Track Listing

Trane Day; Goat Skin Dance; Rainy Season; Lost Signals; Eggshell Dance; Pharoah; Miss Jumpy Legs.

Personnel

Jeremy Danneman: saxophone; clarinet, Cambodian woodwinds; William Parker: bass, gimbri, etc.’ Tim Keiper: drums, percussion; Anders Nilsson: electric guitar, 11-string acoustic guitar.

Album information

Title: Lost Signals | Year Released: 2016 | Record Label: Ropeadope

Tags

View events near New York City
Jazz Near New York City
Events Guide | Venue Guide | Get App | More...

Shop Amazon

More

Read Move On!
Move On!
Purdie / Fabian / Oswanski
Read Newton
Newton
Tony Bevan / Ashley Wales
Read Rise
Rise
Joshua Crumbly
Read lena
lena
Anna Hogberg Attack

All About Jazz needs your support

Donate
All About Jazz & Jazz Near You were built to promote jazz music: both recorded and live events.

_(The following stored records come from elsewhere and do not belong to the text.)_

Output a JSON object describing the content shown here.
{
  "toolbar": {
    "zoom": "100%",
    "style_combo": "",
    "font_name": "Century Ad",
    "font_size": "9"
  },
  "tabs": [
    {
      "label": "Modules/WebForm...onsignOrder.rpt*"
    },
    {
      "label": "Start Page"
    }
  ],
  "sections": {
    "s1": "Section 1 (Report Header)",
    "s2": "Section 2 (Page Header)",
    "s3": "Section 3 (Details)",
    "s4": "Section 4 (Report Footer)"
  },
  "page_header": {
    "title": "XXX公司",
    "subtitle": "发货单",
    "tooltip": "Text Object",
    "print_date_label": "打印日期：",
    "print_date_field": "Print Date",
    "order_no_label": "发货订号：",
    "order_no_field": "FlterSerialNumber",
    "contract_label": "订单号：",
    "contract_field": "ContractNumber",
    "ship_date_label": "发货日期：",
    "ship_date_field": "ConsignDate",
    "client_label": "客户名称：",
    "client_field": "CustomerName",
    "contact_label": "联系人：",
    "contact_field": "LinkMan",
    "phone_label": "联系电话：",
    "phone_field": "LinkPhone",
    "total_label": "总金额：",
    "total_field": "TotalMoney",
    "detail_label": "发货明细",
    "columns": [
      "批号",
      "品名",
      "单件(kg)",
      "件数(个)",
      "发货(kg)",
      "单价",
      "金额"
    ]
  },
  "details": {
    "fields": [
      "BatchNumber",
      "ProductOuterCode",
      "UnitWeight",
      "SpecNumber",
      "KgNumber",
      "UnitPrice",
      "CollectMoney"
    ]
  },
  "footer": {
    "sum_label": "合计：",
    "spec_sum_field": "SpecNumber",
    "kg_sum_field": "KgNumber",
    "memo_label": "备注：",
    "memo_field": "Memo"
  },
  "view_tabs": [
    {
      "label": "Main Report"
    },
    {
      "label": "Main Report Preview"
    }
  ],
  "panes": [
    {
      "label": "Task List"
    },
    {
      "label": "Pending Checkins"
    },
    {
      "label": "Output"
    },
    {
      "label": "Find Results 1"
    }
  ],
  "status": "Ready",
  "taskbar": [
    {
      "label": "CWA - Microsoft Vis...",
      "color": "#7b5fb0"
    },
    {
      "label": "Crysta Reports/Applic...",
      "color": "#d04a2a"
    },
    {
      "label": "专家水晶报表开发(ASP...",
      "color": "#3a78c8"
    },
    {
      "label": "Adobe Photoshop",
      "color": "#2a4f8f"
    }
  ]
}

We rely primarily on venues, festivals and musicians to promote their events through our platform. With club closures, shelter in place and an uncertain future, we've pivoted our platform to collect, promote and broadcast livestream concerts to support our jazz musician friends. This is a significant but neccesary effort that will help musicians now, and in the future. You can help offset the cost of this essential undertaking by making a donation today. In return, we'll deliver an ad-free experience (which includes hiding the bottom right video ad). Thank you.

Get more of a good thing

Our weekly newsletter highlights our top stories and includes your local jazz events calendar.